Old-world monkeys (including baboons, the drill, colobus monkeys,
the gelada, guenons, langurs, leaf monkeys, macaques, the mandrill,
mangabeys, the patas and proboscis monkeys and the talapoin).
Anthropoid apes; chimpanzees, bonobos, orang-utans and gorillas.
Gibbons and Siamangs. Leaping lemurs (including the indri and
sifakas). The woolly lemur is excepted. Large lemurs. Bamboo or
gentle lemurs are excepted.
Primates for which you do not need a DWAA licence
marmosets, tamarins, squirrel monkeys, night or owl
monkeys, titi monkeys, woolly lemur, bamboo or gentle lemurs;
plus loads of others available through the attached link:
Q3. Have you any
knowledge as to the make up of the private primate population?
I assume that a small primate would have different welfare needs
to one of the larger primates.
A4. The most popular
privately kept primates are: capuchins, marmosets, tamarins, squirrel
monkeys, owl and titi monkeys. We have been told that there are
very few if any great apes in private ownership (eg chimpanzees,
gorillas, orang-utans). Different sorts of primates have different
needs but the code aims to provide a general over-view of needs
and prompt the owner to get further, more detailed advice, where
Q5. Why does the
Government see the Code as being necessary if there is no firm
evidence that there is a widespread welfare problem (paragraph
8.2 of EM)?
A5. MPs and Peers
raised concerns about the availability of primates to non-specialists
during the passage of the Animal Welfare Bill through Parliament.
The Government agreed to look at the problem. The Government considered
that there did not appear to be a large problem to warrant the
introduction of a regulatory scheme. However the Government accepted
that the de-listing of some primates from the Dangerous Wild Animals
Act 1976 meant that there was no longer a need to ensure to local
authority inspectors, under that legislation, that those particular
primates were provided with their necessary welfare needs.
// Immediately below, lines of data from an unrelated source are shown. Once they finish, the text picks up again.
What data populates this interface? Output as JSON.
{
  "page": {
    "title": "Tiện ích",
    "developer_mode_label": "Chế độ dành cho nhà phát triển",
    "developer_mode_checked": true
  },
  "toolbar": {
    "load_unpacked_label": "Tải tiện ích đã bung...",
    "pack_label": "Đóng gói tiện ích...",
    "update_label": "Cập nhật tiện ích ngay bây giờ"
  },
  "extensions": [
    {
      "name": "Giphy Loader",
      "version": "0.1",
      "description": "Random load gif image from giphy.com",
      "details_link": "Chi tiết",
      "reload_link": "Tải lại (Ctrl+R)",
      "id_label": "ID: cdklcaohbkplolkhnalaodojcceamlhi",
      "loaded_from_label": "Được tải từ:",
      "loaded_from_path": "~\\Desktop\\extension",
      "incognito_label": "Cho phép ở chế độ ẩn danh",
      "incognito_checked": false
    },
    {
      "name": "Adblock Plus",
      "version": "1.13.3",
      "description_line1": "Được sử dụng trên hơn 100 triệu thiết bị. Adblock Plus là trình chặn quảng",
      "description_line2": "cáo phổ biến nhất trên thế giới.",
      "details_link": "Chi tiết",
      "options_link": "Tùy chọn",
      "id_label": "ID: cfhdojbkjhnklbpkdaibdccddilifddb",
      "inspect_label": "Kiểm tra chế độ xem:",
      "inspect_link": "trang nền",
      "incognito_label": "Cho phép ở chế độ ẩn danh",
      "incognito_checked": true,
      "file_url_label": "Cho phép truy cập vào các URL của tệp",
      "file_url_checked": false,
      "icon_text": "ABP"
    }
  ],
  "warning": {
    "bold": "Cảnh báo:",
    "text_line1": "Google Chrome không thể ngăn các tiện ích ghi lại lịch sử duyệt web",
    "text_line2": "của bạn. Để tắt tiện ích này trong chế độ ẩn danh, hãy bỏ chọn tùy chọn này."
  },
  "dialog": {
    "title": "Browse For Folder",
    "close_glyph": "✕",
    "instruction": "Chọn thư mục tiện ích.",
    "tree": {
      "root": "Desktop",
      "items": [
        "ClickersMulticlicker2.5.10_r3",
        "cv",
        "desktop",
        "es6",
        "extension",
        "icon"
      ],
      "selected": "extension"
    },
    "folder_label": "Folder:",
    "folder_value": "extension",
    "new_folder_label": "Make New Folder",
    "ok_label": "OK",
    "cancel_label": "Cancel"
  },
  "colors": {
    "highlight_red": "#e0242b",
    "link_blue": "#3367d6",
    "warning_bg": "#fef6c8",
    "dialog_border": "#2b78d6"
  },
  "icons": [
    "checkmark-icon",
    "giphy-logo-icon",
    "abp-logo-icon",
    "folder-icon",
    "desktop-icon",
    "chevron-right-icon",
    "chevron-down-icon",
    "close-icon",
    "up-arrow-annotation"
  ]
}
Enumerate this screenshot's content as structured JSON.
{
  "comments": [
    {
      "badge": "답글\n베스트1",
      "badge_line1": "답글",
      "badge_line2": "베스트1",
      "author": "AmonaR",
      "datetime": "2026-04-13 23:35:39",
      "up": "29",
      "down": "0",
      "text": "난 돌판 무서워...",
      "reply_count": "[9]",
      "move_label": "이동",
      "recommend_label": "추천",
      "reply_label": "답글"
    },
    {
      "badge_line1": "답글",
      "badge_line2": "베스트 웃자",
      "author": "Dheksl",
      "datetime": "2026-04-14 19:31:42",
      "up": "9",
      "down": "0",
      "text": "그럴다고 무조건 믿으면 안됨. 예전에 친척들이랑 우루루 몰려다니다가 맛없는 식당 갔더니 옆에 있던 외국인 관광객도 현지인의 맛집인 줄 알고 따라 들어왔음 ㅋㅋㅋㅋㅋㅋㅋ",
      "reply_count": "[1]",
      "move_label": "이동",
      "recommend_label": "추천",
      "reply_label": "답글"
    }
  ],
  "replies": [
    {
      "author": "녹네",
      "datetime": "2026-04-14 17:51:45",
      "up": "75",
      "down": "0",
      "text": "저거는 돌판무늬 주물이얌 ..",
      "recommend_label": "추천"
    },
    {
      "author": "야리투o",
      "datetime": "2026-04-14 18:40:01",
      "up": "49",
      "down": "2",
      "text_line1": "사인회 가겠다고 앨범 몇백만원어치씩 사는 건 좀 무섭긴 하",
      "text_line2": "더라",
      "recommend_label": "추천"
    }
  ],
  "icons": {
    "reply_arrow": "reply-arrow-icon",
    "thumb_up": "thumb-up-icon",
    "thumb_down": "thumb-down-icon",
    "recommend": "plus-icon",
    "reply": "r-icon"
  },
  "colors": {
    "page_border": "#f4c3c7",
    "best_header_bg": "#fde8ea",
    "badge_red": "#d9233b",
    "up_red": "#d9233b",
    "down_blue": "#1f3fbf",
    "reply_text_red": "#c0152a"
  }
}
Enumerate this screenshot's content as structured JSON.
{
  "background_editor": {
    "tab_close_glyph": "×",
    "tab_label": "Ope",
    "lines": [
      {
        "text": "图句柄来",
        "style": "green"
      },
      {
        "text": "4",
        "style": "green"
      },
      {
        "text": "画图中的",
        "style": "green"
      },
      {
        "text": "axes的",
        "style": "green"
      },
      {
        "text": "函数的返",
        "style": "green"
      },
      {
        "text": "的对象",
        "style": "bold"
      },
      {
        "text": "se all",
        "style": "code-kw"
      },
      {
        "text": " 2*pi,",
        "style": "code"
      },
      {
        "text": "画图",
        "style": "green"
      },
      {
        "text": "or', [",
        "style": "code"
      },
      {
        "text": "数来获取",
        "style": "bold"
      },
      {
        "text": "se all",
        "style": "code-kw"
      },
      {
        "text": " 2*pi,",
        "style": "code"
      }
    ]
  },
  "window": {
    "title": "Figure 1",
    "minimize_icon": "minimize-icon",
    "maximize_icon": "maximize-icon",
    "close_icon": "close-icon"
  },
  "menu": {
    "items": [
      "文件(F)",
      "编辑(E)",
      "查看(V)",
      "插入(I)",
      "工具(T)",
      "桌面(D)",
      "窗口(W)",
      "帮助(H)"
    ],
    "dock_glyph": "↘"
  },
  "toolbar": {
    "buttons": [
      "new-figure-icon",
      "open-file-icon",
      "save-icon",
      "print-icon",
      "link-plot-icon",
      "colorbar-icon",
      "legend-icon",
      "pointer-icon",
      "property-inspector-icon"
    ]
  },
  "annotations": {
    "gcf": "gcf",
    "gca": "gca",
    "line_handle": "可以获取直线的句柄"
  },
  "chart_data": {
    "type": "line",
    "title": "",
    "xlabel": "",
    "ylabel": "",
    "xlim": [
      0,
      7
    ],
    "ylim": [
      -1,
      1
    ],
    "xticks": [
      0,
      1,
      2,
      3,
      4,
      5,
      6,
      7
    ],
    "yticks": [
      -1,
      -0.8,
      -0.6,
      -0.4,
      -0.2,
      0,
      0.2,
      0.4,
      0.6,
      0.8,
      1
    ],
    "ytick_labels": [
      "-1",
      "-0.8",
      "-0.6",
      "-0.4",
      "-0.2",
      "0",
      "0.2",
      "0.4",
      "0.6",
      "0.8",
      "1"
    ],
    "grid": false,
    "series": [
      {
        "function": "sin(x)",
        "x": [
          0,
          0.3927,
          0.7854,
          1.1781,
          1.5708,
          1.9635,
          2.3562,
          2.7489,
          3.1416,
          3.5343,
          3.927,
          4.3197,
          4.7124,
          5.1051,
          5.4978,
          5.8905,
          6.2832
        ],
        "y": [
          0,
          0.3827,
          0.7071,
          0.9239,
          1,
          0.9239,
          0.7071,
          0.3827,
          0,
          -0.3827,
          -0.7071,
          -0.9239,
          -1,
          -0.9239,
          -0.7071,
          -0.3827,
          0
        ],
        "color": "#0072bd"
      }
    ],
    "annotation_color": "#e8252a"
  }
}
It
was also accepted by the Government that primates are complex
animals (humans closest animals) that require specialist attention.
The Code of Practice is therefore intended to inform owners (or
prospective owners) what is required to look after a primate,
whether it is on the DWAA list or not.
Q6. Has the Government
any plans to fill the knowledge gaps around the private primate
population as a basis for deciding whether there is a regulatory
A6. The impact assessment
concludes that there is little evidence to support a regulatory
regime but accepts that primates are complex creatures that require
specialist attention. The code would be light touch and points
out what owners should already be doing under the Animal Welfare
Act 2006 - ie, providing for the welfare needs of their animals.
We will need to review the code within the next 5 years which
will show how effective it has been.
I can confirm that the government commitment was
for a code of practice.
Quote by the then Animal Welfare Minister, Ben Bradshaw,
MP (Standing Committee, Animal Welfare Bill, 19th Jan 2006):
"I can tell the hon. Member for Lewes and my
hon. Friends the Members for Stroud and for Llanelli (Nia Griffith)
that, as a priority, the Government intend to develop a code for
the keeping of primates."
This was repeated in the Lords at Grand Committee
stage by Baroness Farringdon on 24th May 2006.